Unfortunately, the event that really got me inspired on the fiddle last year—the Willie Clancy Summer School in Miltown Malbay—has just been canceled for this year. It was pretty inevitable that this was going to happen, but I felt heartbroken nonetheless when I saw the announcement on Wednesday. Jeremy had already reserved a room in a quiet(er?) B&B back in January, and I was excited about being able to take fiddle classes again for a solid week. Some of our fellow Brighton musicians were planning to go as well, so it was shaping up to be an exciting week of music on the west coast of Ireland. But no.

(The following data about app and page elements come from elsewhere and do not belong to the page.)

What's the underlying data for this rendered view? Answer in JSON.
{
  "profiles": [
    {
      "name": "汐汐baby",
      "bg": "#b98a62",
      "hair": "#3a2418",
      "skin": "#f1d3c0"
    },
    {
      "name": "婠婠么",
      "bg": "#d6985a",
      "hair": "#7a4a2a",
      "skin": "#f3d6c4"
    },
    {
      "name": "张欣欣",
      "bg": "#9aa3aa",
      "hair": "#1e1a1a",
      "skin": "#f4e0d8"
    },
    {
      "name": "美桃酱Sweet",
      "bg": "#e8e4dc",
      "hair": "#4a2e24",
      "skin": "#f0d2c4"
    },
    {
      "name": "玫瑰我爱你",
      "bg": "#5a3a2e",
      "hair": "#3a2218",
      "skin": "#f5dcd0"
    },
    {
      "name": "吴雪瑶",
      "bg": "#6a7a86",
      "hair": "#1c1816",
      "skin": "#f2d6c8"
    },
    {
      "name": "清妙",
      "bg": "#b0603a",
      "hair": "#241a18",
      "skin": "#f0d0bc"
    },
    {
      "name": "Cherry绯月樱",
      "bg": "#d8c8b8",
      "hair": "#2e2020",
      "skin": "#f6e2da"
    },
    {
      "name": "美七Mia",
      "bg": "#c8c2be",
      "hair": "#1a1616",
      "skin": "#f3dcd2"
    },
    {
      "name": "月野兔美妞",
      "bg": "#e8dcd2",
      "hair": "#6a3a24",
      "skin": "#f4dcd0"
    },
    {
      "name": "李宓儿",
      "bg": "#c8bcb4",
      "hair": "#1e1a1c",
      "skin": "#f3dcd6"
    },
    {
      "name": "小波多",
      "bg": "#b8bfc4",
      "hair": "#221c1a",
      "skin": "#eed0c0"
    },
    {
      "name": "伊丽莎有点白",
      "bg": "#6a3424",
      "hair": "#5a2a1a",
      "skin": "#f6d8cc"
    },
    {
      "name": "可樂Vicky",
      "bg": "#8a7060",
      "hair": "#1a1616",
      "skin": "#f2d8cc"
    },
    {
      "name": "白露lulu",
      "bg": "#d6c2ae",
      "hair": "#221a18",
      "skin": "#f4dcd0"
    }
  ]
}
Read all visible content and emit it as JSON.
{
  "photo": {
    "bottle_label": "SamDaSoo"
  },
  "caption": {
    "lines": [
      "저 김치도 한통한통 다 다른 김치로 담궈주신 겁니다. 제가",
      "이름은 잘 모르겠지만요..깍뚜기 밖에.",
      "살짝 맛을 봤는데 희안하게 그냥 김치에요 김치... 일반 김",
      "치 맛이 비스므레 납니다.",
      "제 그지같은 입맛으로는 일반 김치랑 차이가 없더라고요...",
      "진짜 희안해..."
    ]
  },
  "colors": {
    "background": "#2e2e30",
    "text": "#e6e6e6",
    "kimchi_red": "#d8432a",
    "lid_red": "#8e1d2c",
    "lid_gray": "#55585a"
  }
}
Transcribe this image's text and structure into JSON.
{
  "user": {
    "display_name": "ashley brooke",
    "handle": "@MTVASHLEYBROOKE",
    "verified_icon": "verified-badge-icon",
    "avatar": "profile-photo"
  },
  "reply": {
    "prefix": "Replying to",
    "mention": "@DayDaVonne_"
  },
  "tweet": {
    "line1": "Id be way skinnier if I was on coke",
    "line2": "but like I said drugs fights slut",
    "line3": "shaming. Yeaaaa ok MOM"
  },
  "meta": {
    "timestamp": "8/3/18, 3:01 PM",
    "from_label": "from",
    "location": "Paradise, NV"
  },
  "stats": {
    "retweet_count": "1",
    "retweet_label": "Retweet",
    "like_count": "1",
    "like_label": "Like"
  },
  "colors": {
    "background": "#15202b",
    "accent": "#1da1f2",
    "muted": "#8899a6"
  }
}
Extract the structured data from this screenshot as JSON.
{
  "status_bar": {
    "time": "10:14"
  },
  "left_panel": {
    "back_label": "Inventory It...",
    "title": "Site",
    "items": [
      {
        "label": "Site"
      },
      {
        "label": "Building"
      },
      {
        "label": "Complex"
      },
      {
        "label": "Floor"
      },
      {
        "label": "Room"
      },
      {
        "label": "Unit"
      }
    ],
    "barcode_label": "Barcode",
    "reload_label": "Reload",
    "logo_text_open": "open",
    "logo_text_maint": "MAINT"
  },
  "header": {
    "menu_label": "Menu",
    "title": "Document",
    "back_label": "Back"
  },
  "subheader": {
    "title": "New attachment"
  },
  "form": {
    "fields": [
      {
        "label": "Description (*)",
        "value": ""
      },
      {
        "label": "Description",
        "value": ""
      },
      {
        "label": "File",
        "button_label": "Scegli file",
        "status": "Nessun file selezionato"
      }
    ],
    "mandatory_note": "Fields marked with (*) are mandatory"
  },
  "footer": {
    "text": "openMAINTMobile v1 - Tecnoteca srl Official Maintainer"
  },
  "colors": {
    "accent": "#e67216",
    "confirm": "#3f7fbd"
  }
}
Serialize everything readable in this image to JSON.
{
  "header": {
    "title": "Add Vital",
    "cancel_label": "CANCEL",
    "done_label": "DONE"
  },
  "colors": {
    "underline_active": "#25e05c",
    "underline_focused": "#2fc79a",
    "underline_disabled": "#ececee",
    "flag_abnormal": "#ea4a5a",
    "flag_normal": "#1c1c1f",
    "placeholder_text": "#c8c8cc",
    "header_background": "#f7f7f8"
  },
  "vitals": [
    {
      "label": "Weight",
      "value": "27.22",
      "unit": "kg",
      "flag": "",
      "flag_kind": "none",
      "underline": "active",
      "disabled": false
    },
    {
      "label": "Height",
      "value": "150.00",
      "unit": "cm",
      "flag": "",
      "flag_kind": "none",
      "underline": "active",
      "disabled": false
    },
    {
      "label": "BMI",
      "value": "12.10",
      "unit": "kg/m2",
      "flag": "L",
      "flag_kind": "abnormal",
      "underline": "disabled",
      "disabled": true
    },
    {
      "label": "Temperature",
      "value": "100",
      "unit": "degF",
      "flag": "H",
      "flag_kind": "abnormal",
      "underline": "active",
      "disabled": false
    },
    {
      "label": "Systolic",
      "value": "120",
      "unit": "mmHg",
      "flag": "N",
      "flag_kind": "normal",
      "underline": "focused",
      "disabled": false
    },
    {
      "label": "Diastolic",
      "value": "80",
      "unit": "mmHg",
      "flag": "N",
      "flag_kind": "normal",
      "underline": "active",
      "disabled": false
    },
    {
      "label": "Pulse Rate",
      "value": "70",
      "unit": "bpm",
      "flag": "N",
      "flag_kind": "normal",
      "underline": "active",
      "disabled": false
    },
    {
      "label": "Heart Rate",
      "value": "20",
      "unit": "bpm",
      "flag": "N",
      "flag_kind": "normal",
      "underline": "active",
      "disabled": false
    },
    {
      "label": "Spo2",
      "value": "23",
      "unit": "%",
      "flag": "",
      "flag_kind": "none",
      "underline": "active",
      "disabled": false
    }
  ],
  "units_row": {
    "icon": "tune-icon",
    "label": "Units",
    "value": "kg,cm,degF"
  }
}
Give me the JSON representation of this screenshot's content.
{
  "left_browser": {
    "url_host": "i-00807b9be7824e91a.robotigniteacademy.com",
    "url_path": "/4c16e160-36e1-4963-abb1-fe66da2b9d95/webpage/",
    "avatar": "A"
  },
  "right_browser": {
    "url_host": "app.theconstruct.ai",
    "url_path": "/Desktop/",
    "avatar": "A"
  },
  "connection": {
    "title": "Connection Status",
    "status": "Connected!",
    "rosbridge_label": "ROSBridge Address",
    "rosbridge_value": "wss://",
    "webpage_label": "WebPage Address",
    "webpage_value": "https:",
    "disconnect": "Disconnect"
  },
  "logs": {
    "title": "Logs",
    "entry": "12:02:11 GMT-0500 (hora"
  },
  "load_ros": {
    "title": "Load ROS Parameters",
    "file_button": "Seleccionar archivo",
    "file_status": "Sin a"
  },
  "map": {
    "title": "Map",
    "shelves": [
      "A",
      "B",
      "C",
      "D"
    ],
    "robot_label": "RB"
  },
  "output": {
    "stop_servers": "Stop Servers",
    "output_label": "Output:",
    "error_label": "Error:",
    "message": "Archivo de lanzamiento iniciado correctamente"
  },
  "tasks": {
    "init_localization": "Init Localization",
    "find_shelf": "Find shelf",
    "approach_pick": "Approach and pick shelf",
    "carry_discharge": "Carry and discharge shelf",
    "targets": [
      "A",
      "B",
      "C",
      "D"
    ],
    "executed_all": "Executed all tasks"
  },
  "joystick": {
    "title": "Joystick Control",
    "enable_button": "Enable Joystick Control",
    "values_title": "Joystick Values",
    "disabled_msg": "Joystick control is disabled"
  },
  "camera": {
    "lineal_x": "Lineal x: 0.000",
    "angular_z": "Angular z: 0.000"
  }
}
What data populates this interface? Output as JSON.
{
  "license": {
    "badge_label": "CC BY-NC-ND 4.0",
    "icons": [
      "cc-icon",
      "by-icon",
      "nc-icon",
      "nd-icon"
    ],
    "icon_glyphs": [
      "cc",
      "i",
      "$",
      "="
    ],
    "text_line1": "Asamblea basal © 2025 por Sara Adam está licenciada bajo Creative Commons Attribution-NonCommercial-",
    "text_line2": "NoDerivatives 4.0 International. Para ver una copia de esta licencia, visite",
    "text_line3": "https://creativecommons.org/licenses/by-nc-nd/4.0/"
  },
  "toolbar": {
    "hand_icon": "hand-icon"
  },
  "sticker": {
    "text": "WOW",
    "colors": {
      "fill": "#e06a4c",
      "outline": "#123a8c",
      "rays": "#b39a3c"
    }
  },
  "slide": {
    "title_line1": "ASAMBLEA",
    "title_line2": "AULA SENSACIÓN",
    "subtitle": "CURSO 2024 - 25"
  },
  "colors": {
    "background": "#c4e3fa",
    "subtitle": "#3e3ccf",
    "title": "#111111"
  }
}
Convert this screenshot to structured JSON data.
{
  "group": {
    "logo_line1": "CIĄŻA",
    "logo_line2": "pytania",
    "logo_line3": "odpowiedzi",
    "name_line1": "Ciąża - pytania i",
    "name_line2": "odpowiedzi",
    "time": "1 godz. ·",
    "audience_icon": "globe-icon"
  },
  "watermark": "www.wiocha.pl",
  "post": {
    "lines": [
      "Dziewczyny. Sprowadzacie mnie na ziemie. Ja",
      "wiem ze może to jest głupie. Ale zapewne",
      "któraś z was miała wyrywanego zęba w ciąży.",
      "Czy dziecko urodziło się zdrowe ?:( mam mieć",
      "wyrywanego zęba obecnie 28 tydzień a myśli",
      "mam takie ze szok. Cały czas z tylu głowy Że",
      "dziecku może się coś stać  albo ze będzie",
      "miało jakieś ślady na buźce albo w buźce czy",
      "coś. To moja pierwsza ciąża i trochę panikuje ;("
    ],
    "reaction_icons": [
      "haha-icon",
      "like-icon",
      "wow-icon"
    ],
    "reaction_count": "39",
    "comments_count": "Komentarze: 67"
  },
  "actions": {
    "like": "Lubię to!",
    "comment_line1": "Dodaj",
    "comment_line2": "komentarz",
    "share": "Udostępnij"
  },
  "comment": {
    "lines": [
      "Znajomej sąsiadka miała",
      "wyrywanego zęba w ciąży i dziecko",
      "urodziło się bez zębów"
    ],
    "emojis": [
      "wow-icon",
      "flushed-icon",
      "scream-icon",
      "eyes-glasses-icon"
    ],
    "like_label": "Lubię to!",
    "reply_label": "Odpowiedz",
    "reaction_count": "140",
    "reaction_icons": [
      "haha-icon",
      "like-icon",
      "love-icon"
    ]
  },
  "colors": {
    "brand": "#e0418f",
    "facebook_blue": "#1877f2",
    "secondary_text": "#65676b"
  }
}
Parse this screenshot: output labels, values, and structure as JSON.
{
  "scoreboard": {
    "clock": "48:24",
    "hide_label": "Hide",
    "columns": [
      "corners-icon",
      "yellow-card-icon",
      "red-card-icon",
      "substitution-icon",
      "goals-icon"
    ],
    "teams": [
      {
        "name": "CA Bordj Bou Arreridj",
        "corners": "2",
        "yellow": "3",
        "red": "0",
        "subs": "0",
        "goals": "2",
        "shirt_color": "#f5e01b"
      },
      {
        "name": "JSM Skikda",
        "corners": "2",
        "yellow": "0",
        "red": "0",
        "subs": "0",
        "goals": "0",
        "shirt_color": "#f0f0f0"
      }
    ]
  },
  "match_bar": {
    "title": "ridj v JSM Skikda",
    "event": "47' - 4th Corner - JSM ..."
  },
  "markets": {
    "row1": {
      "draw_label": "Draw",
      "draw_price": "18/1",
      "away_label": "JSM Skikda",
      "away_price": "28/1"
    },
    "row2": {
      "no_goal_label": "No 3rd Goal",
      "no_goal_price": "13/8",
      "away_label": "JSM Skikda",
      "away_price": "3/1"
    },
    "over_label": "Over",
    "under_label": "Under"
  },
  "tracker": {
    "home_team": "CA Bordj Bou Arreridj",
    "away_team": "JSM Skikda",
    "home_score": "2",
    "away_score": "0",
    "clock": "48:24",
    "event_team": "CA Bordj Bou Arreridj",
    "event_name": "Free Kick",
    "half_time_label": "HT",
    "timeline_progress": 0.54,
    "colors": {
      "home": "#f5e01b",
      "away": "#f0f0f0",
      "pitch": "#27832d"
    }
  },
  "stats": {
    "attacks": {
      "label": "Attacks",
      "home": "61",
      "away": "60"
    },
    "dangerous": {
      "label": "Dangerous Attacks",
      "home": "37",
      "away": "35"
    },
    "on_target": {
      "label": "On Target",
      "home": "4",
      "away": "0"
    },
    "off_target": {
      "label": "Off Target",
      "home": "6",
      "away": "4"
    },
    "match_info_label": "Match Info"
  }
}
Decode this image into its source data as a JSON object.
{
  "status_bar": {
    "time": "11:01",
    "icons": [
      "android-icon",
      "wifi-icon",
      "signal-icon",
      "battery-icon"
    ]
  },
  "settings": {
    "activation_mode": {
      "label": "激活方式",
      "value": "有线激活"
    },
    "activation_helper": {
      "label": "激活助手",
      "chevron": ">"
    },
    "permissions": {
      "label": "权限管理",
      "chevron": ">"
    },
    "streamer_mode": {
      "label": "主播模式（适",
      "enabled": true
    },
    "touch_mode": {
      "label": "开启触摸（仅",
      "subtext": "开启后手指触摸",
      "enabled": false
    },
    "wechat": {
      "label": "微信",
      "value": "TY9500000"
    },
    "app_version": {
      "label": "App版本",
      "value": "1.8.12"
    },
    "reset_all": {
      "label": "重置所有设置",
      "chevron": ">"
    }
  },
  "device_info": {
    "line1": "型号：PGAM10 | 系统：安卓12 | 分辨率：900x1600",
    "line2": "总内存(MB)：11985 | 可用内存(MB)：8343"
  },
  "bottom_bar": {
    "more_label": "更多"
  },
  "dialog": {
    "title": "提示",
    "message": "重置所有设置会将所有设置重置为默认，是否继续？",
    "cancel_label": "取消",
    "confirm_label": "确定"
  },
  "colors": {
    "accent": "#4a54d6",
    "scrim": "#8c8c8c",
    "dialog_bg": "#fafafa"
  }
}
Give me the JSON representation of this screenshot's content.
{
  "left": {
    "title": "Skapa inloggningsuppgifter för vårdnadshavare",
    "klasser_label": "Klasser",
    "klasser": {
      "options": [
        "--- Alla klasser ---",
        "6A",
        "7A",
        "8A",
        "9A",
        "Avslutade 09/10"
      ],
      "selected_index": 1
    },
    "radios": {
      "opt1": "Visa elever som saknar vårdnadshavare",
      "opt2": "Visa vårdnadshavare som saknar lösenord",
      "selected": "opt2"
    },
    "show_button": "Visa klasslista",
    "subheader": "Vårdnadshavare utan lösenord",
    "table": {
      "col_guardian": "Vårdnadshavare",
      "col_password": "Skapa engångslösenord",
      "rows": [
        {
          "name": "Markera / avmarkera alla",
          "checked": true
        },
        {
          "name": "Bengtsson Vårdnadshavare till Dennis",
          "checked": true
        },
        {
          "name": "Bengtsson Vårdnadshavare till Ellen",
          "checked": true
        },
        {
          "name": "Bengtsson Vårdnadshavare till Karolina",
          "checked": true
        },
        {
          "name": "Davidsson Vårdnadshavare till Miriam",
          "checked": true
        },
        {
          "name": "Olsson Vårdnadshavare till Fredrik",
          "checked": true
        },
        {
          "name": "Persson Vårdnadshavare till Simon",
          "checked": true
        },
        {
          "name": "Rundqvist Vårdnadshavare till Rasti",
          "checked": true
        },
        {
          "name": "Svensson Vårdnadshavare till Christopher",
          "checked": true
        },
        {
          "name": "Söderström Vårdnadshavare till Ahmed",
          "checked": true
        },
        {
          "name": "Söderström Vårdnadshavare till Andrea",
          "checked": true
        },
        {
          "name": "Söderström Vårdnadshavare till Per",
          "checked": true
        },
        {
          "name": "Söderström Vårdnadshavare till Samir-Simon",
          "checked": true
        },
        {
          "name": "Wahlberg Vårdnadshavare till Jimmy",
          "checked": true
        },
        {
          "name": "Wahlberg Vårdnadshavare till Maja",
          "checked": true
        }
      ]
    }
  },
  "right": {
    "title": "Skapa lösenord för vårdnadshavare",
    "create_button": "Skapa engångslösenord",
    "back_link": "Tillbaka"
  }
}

So I have to just keep playing on my own. The only hitch is that, as I have mentioned so many times before, we are surrounded by neighbors 24/7 these days, and I don’t want to be the bad neighbor getting on everyone’s nerves. Granted, everyone else gets on my nerves with their music, so maybe I shouldn’t be so worried about being considerate. And I play with a mute on the fiddle bridge, which at least mellows out the sound. And according to Jeremy, my fiddle isn’t very loud anyway, it just sounds loud to me because it’s right next to my ear (there’s something slightly Father Ted about that— “These are small, but the ones out there are far away” ). Nonetheless. Under normal circumstances, most of the folks around us would be out during the day and I could play without disturbing anyone. But knowing that people are likely to hear my squeaky, shaky musical scales and tedious bowing exercises makes me intensely uncomfortable, both because I feel self-conscious and because I feel guilty. Everyone else is just as trapped as I am, and I don’t want to contribute to people’s distress.
Trapped is certainly how I felt by the end of the week, when everything just suddenly became TOO MUCH. Too much being indoors, too much sameness, too much trying to figure out ways to cook cauliflower because every veg box includes cauliflower lately (and I am grateful for the cauliflower, I honestly am, but also…it’s a lot of cauliflower), too many things being canceled, too much watching the vision of normal life move further and further into the future. Sometimes it’s like being stuck on a plane on a really, really, really long flight: you feel hemmed in, and you’re bored and anxious at the same time, and the food doesn’t excite you, and you’ve already watched all the movies you wanted to see, and you can’t get comfortable, and there is absolutely nothing you can do about any of it. You can’t just decide to get off the plane in the middle of the journey. You are stuck there for the duration.
We are stuck here for the duration. It’s actually more like being stuck on a boat, I suppose. We have comfortable living space and we can “promenade” outside every once in a while, but mostly we have to batten down the hatches and wait for the storm to pass. And it’s a big old storm that isn’t going anywhere anytime soon.
Nor are we.